* Task requirements
Your answer must be a word-for-word copy of the data.

* Given records

---

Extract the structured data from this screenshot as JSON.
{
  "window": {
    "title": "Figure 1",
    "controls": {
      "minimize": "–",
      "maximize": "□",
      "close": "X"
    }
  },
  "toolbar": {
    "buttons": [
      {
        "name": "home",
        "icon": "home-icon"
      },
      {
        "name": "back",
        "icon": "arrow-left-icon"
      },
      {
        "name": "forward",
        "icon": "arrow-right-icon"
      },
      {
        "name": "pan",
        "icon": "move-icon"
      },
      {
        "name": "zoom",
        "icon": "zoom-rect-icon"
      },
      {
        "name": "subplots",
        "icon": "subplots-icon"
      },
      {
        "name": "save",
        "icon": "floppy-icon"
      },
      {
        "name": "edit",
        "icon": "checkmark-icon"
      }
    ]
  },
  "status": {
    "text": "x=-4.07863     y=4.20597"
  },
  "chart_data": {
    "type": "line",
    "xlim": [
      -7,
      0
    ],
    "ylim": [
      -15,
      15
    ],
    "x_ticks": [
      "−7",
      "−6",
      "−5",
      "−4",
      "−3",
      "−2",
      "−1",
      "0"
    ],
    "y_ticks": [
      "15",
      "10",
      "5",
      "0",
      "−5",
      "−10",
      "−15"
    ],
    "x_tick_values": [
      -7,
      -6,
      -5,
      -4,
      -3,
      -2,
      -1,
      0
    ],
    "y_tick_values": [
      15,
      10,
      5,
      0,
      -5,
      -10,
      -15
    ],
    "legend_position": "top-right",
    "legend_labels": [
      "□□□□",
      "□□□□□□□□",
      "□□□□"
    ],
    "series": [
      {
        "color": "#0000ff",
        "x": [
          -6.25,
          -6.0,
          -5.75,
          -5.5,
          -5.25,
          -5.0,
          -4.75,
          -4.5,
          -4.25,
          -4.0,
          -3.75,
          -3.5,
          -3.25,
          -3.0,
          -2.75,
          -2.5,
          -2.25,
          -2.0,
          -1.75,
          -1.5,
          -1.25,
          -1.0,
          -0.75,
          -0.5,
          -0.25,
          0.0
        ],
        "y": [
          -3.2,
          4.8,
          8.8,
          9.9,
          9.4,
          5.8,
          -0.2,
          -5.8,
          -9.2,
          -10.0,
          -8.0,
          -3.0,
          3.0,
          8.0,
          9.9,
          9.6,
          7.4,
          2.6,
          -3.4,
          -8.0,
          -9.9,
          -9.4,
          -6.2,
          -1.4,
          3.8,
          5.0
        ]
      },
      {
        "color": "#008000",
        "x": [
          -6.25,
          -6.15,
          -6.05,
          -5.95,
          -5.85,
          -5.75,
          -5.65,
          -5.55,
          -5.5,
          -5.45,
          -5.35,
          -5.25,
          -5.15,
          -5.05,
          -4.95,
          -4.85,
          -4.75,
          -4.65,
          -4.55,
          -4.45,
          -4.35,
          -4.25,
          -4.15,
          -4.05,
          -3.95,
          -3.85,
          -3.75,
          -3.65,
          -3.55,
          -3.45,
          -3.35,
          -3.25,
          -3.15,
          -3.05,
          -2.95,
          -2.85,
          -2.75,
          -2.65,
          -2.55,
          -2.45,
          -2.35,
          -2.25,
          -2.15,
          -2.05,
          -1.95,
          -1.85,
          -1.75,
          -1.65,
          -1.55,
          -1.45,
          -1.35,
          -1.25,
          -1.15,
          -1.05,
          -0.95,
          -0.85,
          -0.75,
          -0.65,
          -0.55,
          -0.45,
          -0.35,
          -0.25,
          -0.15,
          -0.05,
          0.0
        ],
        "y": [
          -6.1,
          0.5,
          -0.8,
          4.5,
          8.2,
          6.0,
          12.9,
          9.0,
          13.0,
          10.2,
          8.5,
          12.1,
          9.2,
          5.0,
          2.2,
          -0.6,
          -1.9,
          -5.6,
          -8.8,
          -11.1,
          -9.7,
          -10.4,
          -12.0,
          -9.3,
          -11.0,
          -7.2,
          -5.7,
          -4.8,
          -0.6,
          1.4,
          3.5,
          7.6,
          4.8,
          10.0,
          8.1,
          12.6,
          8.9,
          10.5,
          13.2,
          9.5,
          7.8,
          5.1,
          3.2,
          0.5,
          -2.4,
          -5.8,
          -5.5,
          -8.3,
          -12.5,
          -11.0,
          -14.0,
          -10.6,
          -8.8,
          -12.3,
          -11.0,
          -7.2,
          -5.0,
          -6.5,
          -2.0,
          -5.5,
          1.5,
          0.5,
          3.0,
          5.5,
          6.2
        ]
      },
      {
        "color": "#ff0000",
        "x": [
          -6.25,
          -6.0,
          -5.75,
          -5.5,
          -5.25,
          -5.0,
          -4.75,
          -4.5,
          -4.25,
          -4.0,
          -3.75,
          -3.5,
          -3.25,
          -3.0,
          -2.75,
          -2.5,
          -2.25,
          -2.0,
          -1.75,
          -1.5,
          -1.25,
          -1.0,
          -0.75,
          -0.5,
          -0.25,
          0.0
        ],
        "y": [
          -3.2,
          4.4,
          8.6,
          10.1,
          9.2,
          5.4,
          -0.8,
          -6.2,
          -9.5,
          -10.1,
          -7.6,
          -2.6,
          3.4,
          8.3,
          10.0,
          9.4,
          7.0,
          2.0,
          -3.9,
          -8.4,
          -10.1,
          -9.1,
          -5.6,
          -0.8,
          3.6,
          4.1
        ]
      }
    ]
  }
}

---

* Response area
Extract the structured data from this screenshot as JSON.
{
  "window": {
    "title": "Figure 1",
    "controls": {
      "minimize": "–",
      "maximize": "□",
      "close": "X"
    }
  },
  "toolbar": {
    "buttons": [
      {
        "name": "home",
        "icon": "home-icon"
      },
      {
        "name": "back",
        "icon": "arrow-left-icon"
      },
      {
        "name": "forward",
        "icon": "arrow-right-icon"
      },
      {
        "name": "pan",
        "icon": "move-icon"
      },
      {
        "name": "zoom",
        "icon": "zoom-rect-icon"
      },
      {
        "name": "subplots",
        "icon": "subplots-icon"
      },
      {
        "name": "save",
        "icon": "floppy-icon"
      },
      {
        "name": "edit",
        "icon": "checkmark-icon"
      }
    ]
  },
  "status": {
    "text": "x=-4.07863     y=4.20597"
  },
  "chart_data": {
    "type": "line",
    "xlim": [
      -7,
      0
    ],
    "ylim": [
      -15,
      15
    ],
    "x_ticks": [
      "−7",
      "−6",
      "−5",
      "−4",
      "−3",
      "−2",
      "−1",
      "0"
    ],
    "y_ticks": [
      "15",
      "10",
      "5",
      "0",
      "−5",
      "−10",
      "−15"
    ],
    "x_tick_values": [
      -7,
      -6,
      -5,
      -4,
      -3,
      -2,
      -1,
      0
    ],
    "y_tick_values": [
      15,
      10,
      5,
      0,
      -5,
      -10,
      -15
    ],
    "legend_position": "top-right",
    "legend_labels": [
      "□□□□",
      "□□□□□□□□",
      "□□□□"
    ],
    "series": [
      {
        "color": "#0000ff",
        "x": [
          -6.25,
          -6.0,
          -5.75,
          -5.5,
          -5.25,
          -5.0,
          -4.75,
          -4.5,
          -4.25,
          -4.0,
          -3.75,
          -3.5,
          -3.25,
          -3.0,
          -2.75,
          -2.5,
          -2.25,
          -2.0,
          -1.75,
          -1.5,
          -1.25,
          -1.0,
          -0.75,
          -0.5,
          -0.25,
          0.0
        ],
        "y": [
          -3.2,
          4.8,
          8.8,
          9.9,
          9.4,
          5.8,
          -0.2,
          -5.8,
          -9.2,
          -10.0,
          -8.0,
          -3.0,
          3.0,
          8.0,
          9.9,
          9.6,
          7.4,
          2.6,
          -3.4,
          -8.0,
          -9.9,
          -9.4,
          -6.2,
          -1.4,
          3.8,
          5.0
        ]
      },
      {
        "color": "#008000",
        "x": [
          -6.25,
          -6.15,
          -6.05,
          -5.95,
          -5.85,
          -5.75,
          -5.65,
          -5.55,
          -5.5,
          -5.45,
          -5.35,
          -5.25,
          -5.15,
          -5.05,
          -4.95,
          -4.85,
          -4.75,
          -4.65,
          -4.55,
          -4.45,
          -4.35,
          -4.25,
          -4.15,
          -4.05,
          -3.95,
          -3.85,
          -3.75,
          -3.65,
          -3.55,
          -3.45,
          -3.35,
          -3.25,
          -3.15,
          -3.05,
          -2.95,
          -2.85,
          -2.75,
          -2.65,
          -2.55,
          -2.45,
          -2.35,
          -2.25,
          -2.15,
          -2.05,
          -1.95,
          -1.85,
          -1.75,
          -1.65,
          -1.55,
          -1.45,
          -1.35,
          -1.25,
          -1.15,
          -1.05,
          -0.95,
          -0.85,
          -0.75,
          -0.65,
          -0.55,
          -0.45,
          -0.35,
          -0.25,
          -0.15,
          -0.05,
          0.0
        ],
        "y": [
          -6.1,
          0.5,
          -0.8,
          4.5,
          8.2,
          6.0,
          12.9,
          9.0,
          13.0,
          10.2,
          8.5,
          12.1,
          9.2,
          5.0,
          2.2,
          -0.6,
          -1.9,
          -5.6,
          -8.8,
          -11.1,
          -9.7,
          -10.4,
          -12.0,
          -9.3,
          -11.0,
          -7.2,
          -5.7,
          -4.8,
          -0.6,
          1.4,
          3.5,
          7.6,
          4.8,
          10.0,
          8.1,
          12.6,
          8.9,
          10.5,
          13.2,
          9.5,
          7.8,
          5.1,
          3.2,
          0.5,
          -2.4,
          -5.8,
          -5.5,
          -8.3,
          -12.5,
          -11.0,
          -14.0,
          -10.6,
          -8.8,
          -12.3,
          -11.0,
          -7.2,
          -5.0,
          -6.5,
          -2.0,
          -5.5,
          1.5,
          0.5,
          3.0,
          5.5,
          6.2
        ]
      },
      {
        "color": "#ff0000",
        "x": [
          -6.25,
          -6.0,
          -5.75,
          -5.5,
          -5.25,
          -5.0,
          -4.75,
          -4.5,
          -4.25,
          -4.0,
          -3.75,
          -3.5,
          -3.25,
          -3.0,
          -2.75,
          -2.5,
          -2.25,
          -2.0,
          -1.75,
          -1.5,
          -1.25,
          -1.0,
          -0.75,
          -0.5,
          -0.25,
          0.0
        ],
        "y": [
          -3.2,
          4.4,
          8.6,
          10.1,
          9.2,
          5.4,
          -0.8,
          -6.2,
          -9.5,
          -10.1,
          -7.6,
          -2.6,
          3.4,
          8.3,
          10.0,
          9.4,
          7.0,
          2.0,
          -3.9,
          -8.4,
          -10.1,
          -9.1,
          -5.6,
          -0.8,
          3.6,
          4.1
        ]
      }
    ]
  }
}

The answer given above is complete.